Nawaz evidently must have long pondered over this situation while elevating Maryam to the most coveted party niche of the senior-most vice president and chief organizer. However, the reaction and reservations against Maryam’s elevation by party cadres like Abbasi, Sardar Mehtab Khan, or the enigmatic Nisar Chaudhry may be just the tip of the iceberg. Maryam indeed tried to appease and extol Abbasi as her senior, worthy of great regard and reverence, and revealed her intention to meet with him to clarify the matter. In a rather surprising gesture, Abbasi himself went to her at Model Town. He also disclosed how she had solicited his cooperation in running the party affairs, requested him to refrain from making statements about her elevation, and instead sort out his concerns and priorities regarding party tickets in his area and other party matters. Abbasi also declared that his resignation was meant to ensure an “open field” for Maryam to fulfill her responsibilities.

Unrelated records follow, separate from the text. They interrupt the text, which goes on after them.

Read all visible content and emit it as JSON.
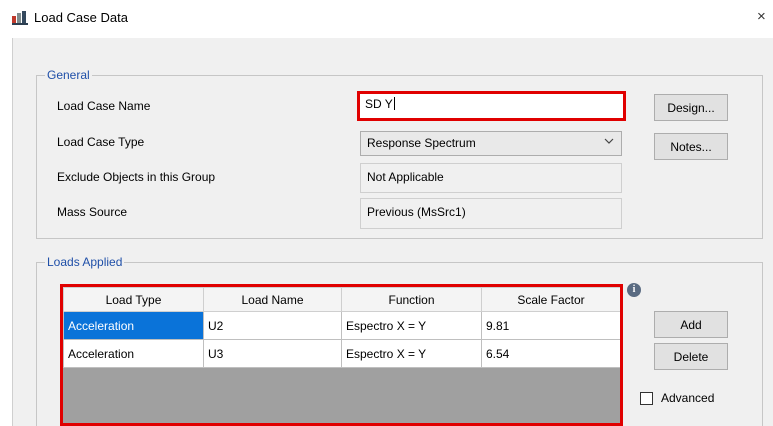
{
  "window": {
    "title": "Load Case Data",
    "close_glyph": "×"
  },
  "general": {
    "legend": "General",
    "load_case_name": {
      "label": "Load Case Name",
      "value": "SD Y"
    },
    "load_case_type": {
      "label": "Load Case Type",
      "value": "Response Spectrum"
    },
    "exclude_objects": {
      "label": "Exclude Objects in this Group",
      "value": "Not Applicable"
    },
    "mass_source": {
      "label": "Mass Source",
      "value": "Previous (MsSrc1)"
    },
    "design_button": "Design...",
    "notes_button": "Notes..."
  },
  "loads_applied": {
    "legend": "Loads Applied",
    "columns": [
      "Load Type",
      "Load Name",
      "Function",
      "Scale Factor"
    ],
    "rows": [
      {
        "load_type": "Acceleration",
        "load_name": "U2",
        "function": "Espectro X = Y",
        "scale_factor": "9.81"
      },
      {
        "load_type": "Acceleration",
        "load_name": "U3",
        "function": "Espectro X = Y",
        "scale_factor": "6.54"
      }
    ],
    "add_button": "Add",
    "delete_button": "Delete",
    "advanced_label": "Advanced",
    "advanced_checked": false
  },
  "colors": {
    "highlight_border": "#e00000",
    "selected_cell": "#0a73d9",
    "group_legend": "#1f4fa8"
  },
  "icons": [
    "app-icon",
    "info-icon",
    "close-icon",
    "chevron-down-icon"
  ]
}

Some inner family ambitions and concerns, besides Abbasi, may be even more crucial, copious, and crippling for her. But a real challenge to her success lies in the conundrum of the splintered state and shifting sands of the PTI citadel, as well as the new loyalties and strategies of its remnant stalwarts and parties like the IPP that have emerged from its shambles. Even the PPP, long banished and restricted to Sindh by the dictators, struggling for survival against the MQM’s suffocating grip, has been striving for an impressive presence in Punjab. They project Bilawal as a young, innovative, and energetic reformer who can address the abysmal economic crisis, mounting misery, and deprivation of the masses.
Given this confusing election contest and the reaction and response of the voters, even if the N-League manages to secure a potent majority to lead the nation, Maryam’s rise to the prime pedestal would still depend on her father’s passion to prolong his own experienced and geriatric grip or to step back as a father mentor and ordain Maryam as a relatively younger iconic face, a fresh hope, and the first ever flamboyant female Premier from Punjab.